City and department leaders lauded the $4-million facility as “the beginning of a new era” – one that will better meet the demands of South Surrey’s growing population and stand as an impressive example of what the city has to offer.
It “really gives the south end of Surrey just an amazing response capability,” said assistant fire Chief Joe Deluca, describing the hall as “almost our flagship.”
“Our response level will be fabulous.”
Hall 14 is Surrey’s 15th fully staffed hall, Deluca noted – triple the number that existed when he started his firefighting career 31 years ago.
Fire Chief Len Garis said the hall will be “a real icon” for Surrey, as the first civic building visitors from the U.S. will see. That first glimpse will include artwork by Derek Rowe that graces the exterior west wall and features firefighter Nancy Innes and Capt. Terry Hunt, along with Halls Prairie Elementary students Darrin Thoring, Tamara Marlikowski, Eva Corrigan and Lexi Olma.
In addition to art, the hall’s design incorporates wood, water, rock and glass. Complete with various sustainable features such as a solar hot-water system and reduced-flow water fixtures – as well as an in-ground truck washing system and radial-heat floors in the truck bay – the facility is a far cry from what volunteers who manned the Hazelmere Valley’s first fire hall 65 years ago had.
“When I started, we didn’t have anything,” said Jess Smith, one of the valley’s first volunteer firefighters.
Smith, who attended Friday’s opening with his wife, Marg, and who spent 37 years answering calls for assistance before retiring in 1985, said he was “proud to be here.” Marg said memories abound of her husband being called to duty in the middle of the night – awakenings she admitted she doesn’t miss.
Jerome and Baird, whose wife Innes is a firefighter at Hall 17, both lauded the decision to man the hall by a career crew. Like the brass pole, it will shave precious time off of the firefighters’ response, they said, noting a fire can double in size in as little as 30 seconds.

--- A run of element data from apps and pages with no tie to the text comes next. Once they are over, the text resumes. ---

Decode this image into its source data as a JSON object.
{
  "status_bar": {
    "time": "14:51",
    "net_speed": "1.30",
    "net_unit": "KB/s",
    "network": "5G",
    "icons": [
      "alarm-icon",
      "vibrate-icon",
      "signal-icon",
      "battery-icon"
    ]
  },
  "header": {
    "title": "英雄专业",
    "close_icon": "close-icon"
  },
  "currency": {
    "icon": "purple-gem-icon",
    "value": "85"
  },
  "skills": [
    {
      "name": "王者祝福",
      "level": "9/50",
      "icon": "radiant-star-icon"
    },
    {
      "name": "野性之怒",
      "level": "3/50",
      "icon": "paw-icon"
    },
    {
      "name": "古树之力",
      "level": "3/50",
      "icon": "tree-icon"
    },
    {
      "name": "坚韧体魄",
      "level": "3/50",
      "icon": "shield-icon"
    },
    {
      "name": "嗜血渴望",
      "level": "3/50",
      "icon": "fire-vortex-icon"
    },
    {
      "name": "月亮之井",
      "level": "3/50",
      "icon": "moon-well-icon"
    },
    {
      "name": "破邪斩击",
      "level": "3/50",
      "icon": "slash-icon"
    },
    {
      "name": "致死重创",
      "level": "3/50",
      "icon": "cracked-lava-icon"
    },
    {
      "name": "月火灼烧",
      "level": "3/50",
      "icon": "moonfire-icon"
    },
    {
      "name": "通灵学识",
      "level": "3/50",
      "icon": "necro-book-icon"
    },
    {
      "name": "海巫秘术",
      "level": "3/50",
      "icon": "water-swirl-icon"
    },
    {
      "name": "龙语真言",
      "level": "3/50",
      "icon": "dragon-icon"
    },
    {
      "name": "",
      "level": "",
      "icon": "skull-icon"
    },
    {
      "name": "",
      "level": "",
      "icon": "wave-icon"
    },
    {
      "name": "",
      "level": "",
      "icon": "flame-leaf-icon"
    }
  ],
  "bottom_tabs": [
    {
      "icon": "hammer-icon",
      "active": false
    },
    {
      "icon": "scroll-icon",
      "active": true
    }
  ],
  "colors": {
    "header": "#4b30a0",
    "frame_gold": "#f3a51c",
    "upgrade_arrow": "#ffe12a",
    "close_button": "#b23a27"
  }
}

The ability to respond quicker also means the crew can cover a broader area, and will now take the lead in areas previously under the watch of Hall 17 and Hall 13 crews. Seventeen paid-on-call firefighters will support the four-man engine.
Project co-ordinator Bud Livesey, who retired from the Surrey Fire Service last year, said the new hall is something to be proud of.
“We know it will serve the community well.”